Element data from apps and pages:
====================
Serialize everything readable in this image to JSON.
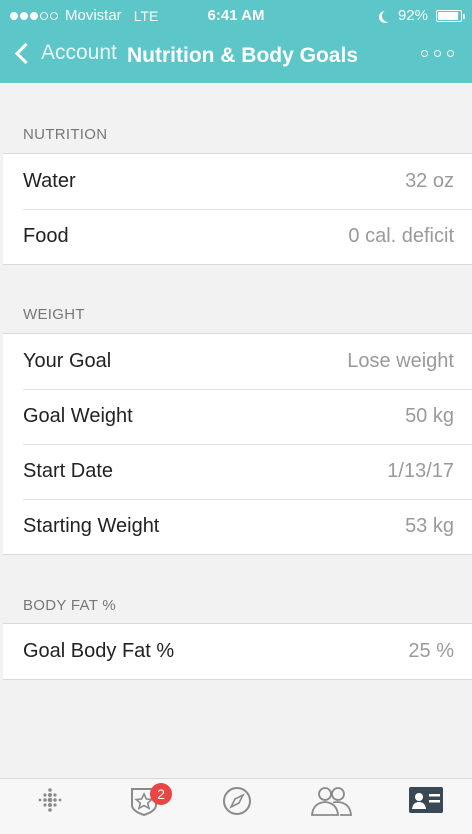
{
  "status": {
    "carrier": "Movistar",
    "network": "LTE",
    "time": "6:41 AM",
    "battery_text": "92%",
    "battery_level": 0.92,
    "signal_bars": 3
  },
  "nav": {
    "back_label": "Account",
    "title": "Nutrition & Body Goals"
  },
  "sections": {
    "nutrition": {
      "header": "NUTRITION",
      "rows": [
        {
          "label": "Water",
          "value": "32 oz"
        },
        {
          "label": "Food",
          "value": "0 cal. deficit"
        }
      ]
    },
    "weight": {
      "header": "WEIGHT",
      "rows": [
        {
          "label": "Your Goal",
          "value": "Lose weight"
        },
        {
          "label": "Goal Weight",
          "value": "50 kg"
        },
        {
          "label": "Start Date",
          "value": "1/13/17"
        },
        {
          "label": "Starting Weight",
          "value": "53 kg"
        }
      ]
    },
    "body_fat": {
      "header": "BODY FAT %",
      "rows": [
        {
          "label": "Goal Body Fat %",
          "value": "25 %"
        }
      ]
    }
  },
  "tabbar": {
    "challenges_badge": "2"
  },
  "colors": {
    "accent": "#5cc6c8",
    "badge": "#e84545",
    "active_tab": "#3a4856"
  }
}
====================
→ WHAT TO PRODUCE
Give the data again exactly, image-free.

→ SOLUTION
Serialize everything readable in this image to JSON.
{
  "status": {
    "carrier": "Movistar",
    "network": "LTE",
    "time": "6:41 AM",
    "battery_text": "92%",
    "battery_level": 0.92,
    "signal_bars": 3
  },
  "nav": {
    "back_label": "Account",
    "title": "Nutrition & Body Goals"
  },
  "sections": {
    "nutrition": {
      "header": "NUTRITION",
      "rows": [
        {
          "label": "Water",
          "value": "32 oz"
        },
        {
          "label": "Food",
          "value": "0 cal. deficit"
        }
      ]
    },
    "weight": {
      "header": "WEIGHT",
      "rows": [
        {
          "label": "Your Goal",
          "value": "Lose weight"
        },
        {
          "label": "Goal Weight",
          "value": "50 kg"
        },
        {
          "label": "Start Date",
          "value": "1/13/17"
        },
        {
          "label": "Starting Weight",
          "value": "53 kg"
        }
      ]
    },
    "body_fat": {
      "header": "BODY FAT %",
      "rows": [
        {
          "label": "Goal Body Fat %",
          "value": "25 %"
        }
      ]
    }
  },
  "tabbar": {
    "challenges_badge": "2"
  },
  "colors": {
    "accent": "#5cc6c8",
    "badge": "#e84545",
    "active_tab": "#3a4856"
  }
}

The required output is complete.